PlayStation has an immense back catalogue of valuable IPs, but part of the company's success is its willingness to explore new territory. Through each hardware generation, we've been treated to brand new worlds and characters, and these new ventures have of course been supported by reliable sequels in popular series. It looks like the balance is set to shift, though, with a more even split between new IP and established franchises.
In Sony's investor briefing, one slide focuses on where PlayStation's investment into IP goes. In financial year 2019, the platform holder says 77 per cent was put towards existing properties, with development of new IP seemingly not a priority.
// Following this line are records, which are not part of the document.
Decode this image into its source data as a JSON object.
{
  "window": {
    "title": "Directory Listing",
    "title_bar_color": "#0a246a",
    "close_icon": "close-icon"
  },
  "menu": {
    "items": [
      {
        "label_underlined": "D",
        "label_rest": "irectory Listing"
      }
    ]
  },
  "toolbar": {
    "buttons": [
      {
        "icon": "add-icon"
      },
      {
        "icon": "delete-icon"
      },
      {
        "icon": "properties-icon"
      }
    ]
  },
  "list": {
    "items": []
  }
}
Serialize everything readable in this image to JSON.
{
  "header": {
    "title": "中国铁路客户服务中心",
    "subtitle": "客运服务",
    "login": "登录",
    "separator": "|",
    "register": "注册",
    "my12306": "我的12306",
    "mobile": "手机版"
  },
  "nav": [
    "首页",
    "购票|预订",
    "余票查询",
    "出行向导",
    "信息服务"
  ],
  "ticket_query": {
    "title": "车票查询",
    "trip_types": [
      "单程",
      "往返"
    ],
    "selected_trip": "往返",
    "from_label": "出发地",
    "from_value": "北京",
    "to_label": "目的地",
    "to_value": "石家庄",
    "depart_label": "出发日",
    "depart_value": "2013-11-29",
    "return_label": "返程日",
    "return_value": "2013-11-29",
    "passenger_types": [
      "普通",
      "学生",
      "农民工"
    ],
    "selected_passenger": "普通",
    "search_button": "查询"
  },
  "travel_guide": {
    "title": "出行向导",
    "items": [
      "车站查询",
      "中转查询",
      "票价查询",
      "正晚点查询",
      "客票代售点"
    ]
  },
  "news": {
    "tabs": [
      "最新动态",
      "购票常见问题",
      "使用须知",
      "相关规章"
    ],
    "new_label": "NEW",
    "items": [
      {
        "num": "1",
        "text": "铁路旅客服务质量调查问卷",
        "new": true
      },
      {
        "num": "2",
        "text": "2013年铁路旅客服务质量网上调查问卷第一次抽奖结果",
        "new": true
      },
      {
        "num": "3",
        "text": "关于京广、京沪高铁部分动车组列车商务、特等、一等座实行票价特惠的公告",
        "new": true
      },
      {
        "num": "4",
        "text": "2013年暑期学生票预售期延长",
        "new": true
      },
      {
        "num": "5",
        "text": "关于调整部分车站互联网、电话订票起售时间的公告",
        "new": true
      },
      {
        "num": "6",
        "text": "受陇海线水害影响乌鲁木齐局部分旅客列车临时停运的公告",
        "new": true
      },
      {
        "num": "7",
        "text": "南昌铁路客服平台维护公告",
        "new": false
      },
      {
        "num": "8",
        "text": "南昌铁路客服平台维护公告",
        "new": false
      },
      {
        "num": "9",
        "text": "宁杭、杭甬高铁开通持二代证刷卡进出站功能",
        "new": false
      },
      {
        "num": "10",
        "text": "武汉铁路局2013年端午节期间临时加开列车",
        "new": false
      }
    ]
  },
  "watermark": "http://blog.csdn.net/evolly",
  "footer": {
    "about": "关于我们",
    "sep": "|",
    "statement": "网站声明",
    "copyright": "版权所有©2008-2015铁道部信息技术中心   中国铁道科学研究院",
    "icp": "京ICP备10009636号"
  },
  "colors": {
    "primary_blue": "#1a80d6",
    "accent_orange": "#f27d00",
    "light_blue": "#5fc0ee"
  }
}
However, looking forward, the company forecasts a clean 50/50 split between new and existing IP in financial year 2025.
We're already starting to see evidence of this. Returnal is the first major new IP for PS5, though we've also had the less well-received Destruction AllStars as well. Looking ahead, Sony acquired Haven Studios, a team busy making a new, live service title. Similarly, Deviation Games is partnered with PlayStation on an exclusive new IP, and London Studio, Bend Studio, and others are working on brand new things.
On the other side of the coin, it does mean a slight reduction of investment in existing franchises, but that's not to say we won't be getting sequels anymore. Just this year, we've had Horizon Forbidden West and Gran Turismo 7, and God of War Ragnarok and Marvel's Spider-Man 2 are on the way. Of course, we shouldn't concern ourselves too much about where PlayStation's putting its money, but it looks like we'll be getting a healthy dose of both old and new moving forward. Here's hoping the games themselves remain consistently good.